**EXERCISE AIM:**
Once you have read the listing below, output it again exactly.

**PROVIDED ENTRIES:**
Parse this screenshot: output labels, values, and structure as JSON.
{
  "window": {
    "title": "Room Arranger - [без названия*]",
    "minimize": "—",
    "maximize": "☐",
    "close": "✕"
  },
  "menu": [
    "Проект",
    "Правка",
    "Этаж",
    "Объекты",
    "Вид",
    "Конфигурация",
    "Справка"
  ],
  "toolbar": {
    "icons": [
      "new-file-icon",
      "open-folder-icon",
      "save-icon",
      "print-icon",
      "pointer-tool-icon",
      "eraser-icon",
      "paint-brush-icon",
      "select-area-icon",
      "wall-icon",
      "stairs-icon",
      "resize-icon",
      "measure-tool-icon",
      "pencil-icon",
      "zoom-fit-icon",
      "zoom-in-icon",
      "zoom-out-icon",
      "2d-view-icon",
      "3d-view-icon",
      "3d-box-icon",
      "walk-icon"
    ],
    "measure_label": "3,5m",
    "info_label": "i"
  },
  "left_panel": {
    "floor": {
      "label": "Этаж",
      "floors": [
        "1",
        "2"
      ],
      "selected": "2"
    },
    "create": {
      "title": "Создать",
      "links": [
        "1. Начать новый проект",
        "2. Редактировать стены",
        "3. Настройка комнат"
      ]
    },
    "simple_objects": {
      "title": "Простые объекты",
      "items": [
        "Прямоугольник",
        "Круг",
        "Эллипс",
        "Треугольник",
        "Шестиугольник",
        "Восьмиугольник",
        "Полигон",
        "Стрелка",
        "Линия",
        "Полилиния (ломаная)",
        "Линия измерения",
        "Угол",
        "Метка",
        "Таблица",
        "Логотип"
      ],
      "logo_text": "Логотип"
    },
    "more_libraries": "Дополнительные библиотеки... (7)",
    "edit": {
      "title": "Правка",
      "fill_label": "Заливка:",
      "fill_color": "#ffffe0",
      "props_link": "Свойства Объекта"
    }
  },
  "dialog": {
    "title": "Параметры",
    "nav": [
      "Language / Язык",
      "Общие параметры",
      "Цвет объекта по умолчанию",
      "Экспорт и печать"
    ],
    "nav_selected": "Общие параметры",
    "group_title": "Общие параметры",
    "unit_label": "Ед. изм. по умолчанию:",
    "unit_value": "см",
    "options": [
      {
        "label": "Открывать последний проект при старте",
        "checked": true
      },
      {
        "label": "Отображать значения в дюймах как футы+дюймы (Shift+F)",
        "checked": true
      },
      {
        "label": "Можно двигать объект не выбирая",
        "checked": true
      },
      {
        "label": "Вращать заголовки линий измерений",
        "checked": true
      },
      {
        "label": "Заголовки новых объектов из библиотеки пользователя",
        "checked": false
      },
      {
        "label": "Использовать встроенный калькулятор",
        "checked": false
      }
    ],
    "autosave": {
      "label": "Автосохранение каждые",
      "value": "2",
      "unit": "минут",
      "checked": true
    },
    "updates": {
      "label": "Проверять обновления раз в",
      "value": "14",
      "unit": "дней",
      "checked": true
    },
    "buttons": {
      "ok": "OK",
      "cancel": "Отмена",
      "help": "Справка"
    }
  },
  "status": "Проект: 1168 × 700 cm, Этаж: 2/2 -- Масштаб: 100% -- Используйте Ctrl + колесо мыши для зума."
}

**ANSWER BELOW:**
Parse this screenshot: output labels, values, and structure as JSON.
{
  "window": {
    "title": "Room Arranger - [без названия*]",
    "minimize": "—",
    "maximize": "☐",
    "close": "✕"
  },
  "menu": [
    "Проект",
    "Правка",
    "Этаж",
    "Объекты",
    "Вид",
    "Конфигурация",
    "Справка"
  ],
  "toolbar": {
    "icons": [
      "new-file-icon",
      "open-folder-icon",
      "save-icon",
      "print-icon",
      "pointer-tool-icon",
      "eraser-icon",
      "paint-brush-icon",
      "select-area-icon",
      "wall-icon",
      "stairs-icon",
      "resize-icon",
      "measure-tool-icon",
      "pencil-icon",
      "zoom-fit-icon",
      "zoom-in-icon",
      "zoom-out-icon",
      "2d-view-icon",
      "3d-view-icon",
      "3d-box-icon",
      "walk-icon"
    ],
    "measure_label": "3,5m",
    "info_label": "i"
  },
  "left_panel": {
    "floor": {
      "label": "Этаж",
      "floors": [
        "1",
        "2"
      ],
      "selected": "2"
    },
    "create": {
      "title": "Создать",
      "links": [
        "1. Начать новый проект",
        "2. Редактировать стены",
        "3. Настройка комнат"
      ]
    },
    "simple_objects": {
      "title": "Простые объекты",
      "items": [
        "Прямоугольник",
        "Круг",
        "Эллипс",
        "Треугольник",
        "Шестиугольник",
        "Восьмиугольник",
        "Полигон",
        "Стрелка",
        "Линия",
        "Полилиния (ломаная)",
        "Линия измерения",
        "Угол",
        "Метка",
        "Таблица",
        "Логотип"
      ],
      "logo_text": "Логотип"
    },
    "more_libraries": "Дополнительные библиотеки... (7)",
    "edit": {
      "title": "Правка",
      "fill_label": "Заливка:",
      "fill_color": "#ffffe0",
      "props_link": "Свойства Объекта"
    }
  },
  "dialog": {
    "title": "Параметры",
    "nav": [
      "Language / Язык",
      "Общие параметры",
      "Цвет объекта по умолчанию",
      "Экспорт и печать"
    ],
    "nav_selected": "Общие параметры",
    "group_title": "Общие параметры",
    "unit_label": "Ед. изм. по умолчанию:",
    "unit_value": "см",
    "options": [
      {
        "label": "Открывать последний проект при старте",
        "checked": true
      },
      {
        "label": "Отображать значения в дюймах как футы+дюймы (Shift+F)",
        "checked": true
      },
      {
        "label": "Можно двигать объект не выбирая",
        "checked": true
      },
      {
        "label": "Вращать заголовки линий измерений",
        "checked": true
      },
      {
        "label": "Заголовки новых объектов из библиотеки пользователя",
        "checked": false
      },
      {
        "label": "Использовать встроенный калькулятор",
        "checked": false
      }
    ],
    "autosave": {
      "label": "Автосохранение каждые",
      "value": "2",
      "unit": "минут",
      "checked": true
    },
    "updates": {
      "label": "Проверять обновления раз в",
      "value": "14",
      "unit": "дней",
      "checked": true
    },
    "buttons": {
      "ok": "OK",
      "cancel": "Отмена",
      "help": "Справка"
    }
  },
  "status": "Проект: 1168 × 700 cm, Этаж: 2/2 -- Масштаб: 100% -- Используйте Ctrl + колесо мыши для зума."
}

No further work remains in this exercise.